Out of the tens of thousands of scientists around the world who work on results from the Cern accelerator, David Barney is among only 100 scientists actually employed here full time, and he's been here since 1993 - a dream job for a nuclear physicist. We were extremely fortunate that he was willing to devote a couple of hours to describing the facility and his work to us. We'd hoped to also bicycle around the grounds together - he'd brought his special Cern bike to accompany us on--but we arrived a bit late because we were confused by how many different Cern sites there are, and we first went to the wrong one.
But in a bigger picture our timing was good as this is the final week of the year for active collisions before they shut down the accelerator for the winter. It seems the giant machine consumes so much electricity from the French grid that during winter they need the electricity for heating homes instead.
2010 is also a good year to be here, as last March was the first time collisions were made at current energy levels, following a setback last year due to a massive helium leak. One of the biggest short-term goals at Cern is to find the elusive Higgs boson particle, which might be the explanation for why matter has substance and isn't simply some ethereal non-touchable entity. What fun would the world be if matter never distilled into a Rhine or a Jura, let alone someone capable of paddling and biking them?

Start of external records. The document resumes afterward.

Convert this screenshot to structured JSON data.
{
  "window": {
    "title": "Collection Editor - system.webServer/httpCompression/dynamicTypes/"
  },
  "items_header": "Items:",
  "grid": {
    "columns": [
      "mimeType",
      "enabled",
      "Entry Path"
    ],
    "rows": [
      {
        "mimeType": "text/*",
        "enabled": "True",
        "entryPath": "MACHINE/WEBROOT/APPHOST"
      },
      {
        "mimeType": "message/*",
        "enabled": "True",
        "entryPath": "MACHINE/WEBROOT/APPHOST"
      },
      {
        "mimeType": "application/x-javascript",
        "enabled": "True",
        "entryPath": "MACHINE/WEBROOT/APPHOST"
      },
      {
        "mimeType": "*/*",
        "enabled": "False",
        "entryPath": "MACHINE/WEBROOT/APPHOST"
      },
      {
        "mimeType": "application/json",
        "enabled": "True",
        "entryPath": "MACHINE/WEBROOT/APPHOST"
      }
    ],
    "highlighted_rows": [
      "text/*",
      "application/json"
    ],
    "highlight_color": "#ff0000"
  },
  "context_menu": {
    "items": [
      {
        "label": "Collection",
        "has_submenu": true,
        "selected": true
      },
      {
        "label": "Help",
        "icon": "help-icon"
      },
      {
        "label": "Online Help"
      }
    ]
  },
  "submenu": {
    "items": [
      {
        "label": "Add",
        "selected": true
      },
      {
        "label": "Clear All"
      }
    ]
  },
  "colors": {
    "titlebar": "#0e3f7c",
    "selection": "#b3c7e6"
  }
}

It's not my job to explain the nature of the known and unknown universe (it would take too long...), so I'll leave our visit to Cern in this non-substantive state.
But I do need to mention what we personally experienced in our local universe, both yesterday afternoon and today. Yesterday early afternoon Jay and I lost Lee somewhere around the town of La Coeur, so he found his way over to Divonne les Bains by another route. But Jay and I followed the border over a pass that left our jaws on the floor in awe. It was truly the scenic highlight of my northern border journey. Before reaching the pass we peddled up a paved path through frost-tinged green fields and stone walls that made me think I was in Ireland. Then we pulled over the top and there was no mistaking where we really were: the alpine panorama before us stretched from Mont Blanc to the Dents du Midi, with a few peaks to each side. So many of those summits I knew, whether by standing on their summits or hiking around them. My starting point last June above St. Gingolph was also clear as could be.

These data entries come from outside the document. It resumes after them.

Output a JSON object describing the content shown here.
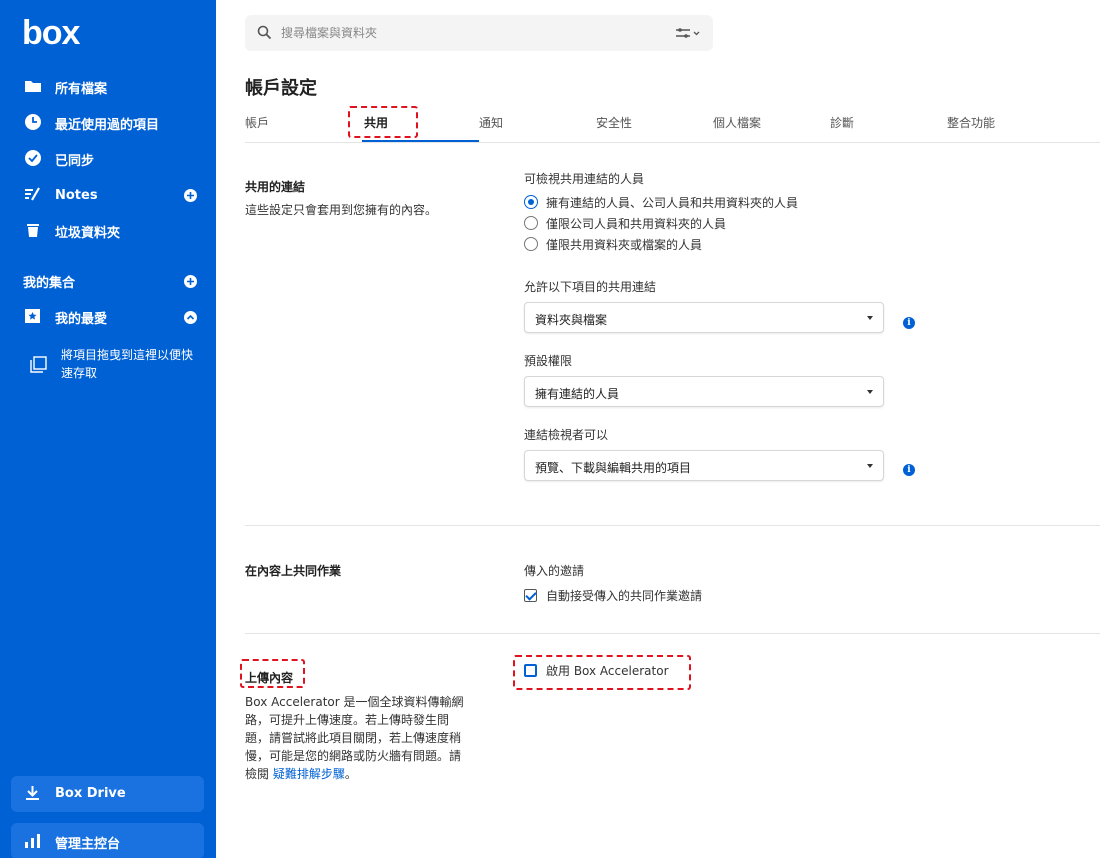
{
  "sidebar": {
    "logo": "box",
    "nav": [
      {
        "label": "所有檔案",
        "icon": "folder-icon"
      },
      {
        "label": "最近使用過的項目",
        "icon": "clock-icon"
      },
      {
        "label": "已同步",
        "icon": "check-circle-icon"
      },
      {
        "label": "Notes",
        "icon": "notes-icon"
      },
      {
        "label": "垃圾資料夾",
        "icon": "trash-icon"
      }
    ],
    "collections_title": "我的集合",
    "favorites_label": "我的最愛",
    "drop_hint": "將項目拖曳到這裡以便快速存取",
    "box_drive_label": "Box Drive",
    "admin_console_label": "管理主控台"
  },
  "search": {
    "placeholder": "搜尋檔案與資料夾"
  },
  "page_title": "帳戶設定",
  "tabs": [
    "帳戶",
    "共用",
    "通知",
    "安全性",
    "個人檔案",
    "診斷",
    "整合功能"
  ],
  "active_tab": "共用",
  "shared_links": {
    "title": "共用的連結",
    "description": "這些設定只會套用到您擁有的內容。",
    "who_can_view_label": "可檢視共用連結的人員",
    "options": [
      "擁有連結的人員、公司人員和共用資料夾的人員",
      "僅限公司人員和共用資料夾的人員",
      "僅限共用資料夾或檔案的人員"
    ],
    "selected_option": 0,
    "allow_links_label": "允許以下項目的共用連結",
    "allow_links_value": "資料夾與檔案",
    "default_permission_label": "預設權限",
    "default_permission_value": "擁有連結的人員",
    "viewers_can_label": "連結檢視者可以",
    "viewers_can_value": "預覽、下載與編輯共用的項目"
  },
  "collaboration": {
    "title": "在內容上共同作業",
    "incoming_label": "傳入的邀請",
    "auto_accept_label": "自動接受傳入的共同作業邀請",
    "auto_accept_checked": true
  },
  "upload": {
    "title": "上傳內容",
    "description": "Box Accelerator 是一個全球資料傳輸網路，可提升上傳速度。若上傳時發生問題，請嘗試將此項目關閉，若上傳速度稍慢，可能是您的網路或防火牆有問題。請檢閱 ",
    "link_text": "疑難排解步驟",
    "description_end": "。",
    "enable_label": "啟用 Box Accelerator",
    "enable_checked": false
  },
  "colors": {
    "brand": "#0061d5",
    "annotation": "#e0121d"
  }
}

The descent to Lake Geneva from our pass on the shoulder of Mont Dole was surely the finest cruising downhill ride I've ever done, with roughly 1,000 meters of car-free narrow pavement winding down, down, and down some more. Golden foliage added highlights to the distant views and never-ending gliding as we fairly flew down the mountain.
This morning was a study in contrasts, with a long stretch of single-track riding alongside a woodsy stream followed by two- and then four-lane paved roads with ever-denser traffic as we pushed our way into downtown Geneva, where we're sleeping in a youth hostel (we may all be in our 50s, but this trip has put a youthful spring in our legs). Tonight is our last night with Lee (yes, we found him again thanks to text messaging) before he flies to Portugal for a vacation with his wife, Feliza. Meanwhile Jay and I will continue our Swiss tour for a few more days, first around Geneva then paddling on the lake.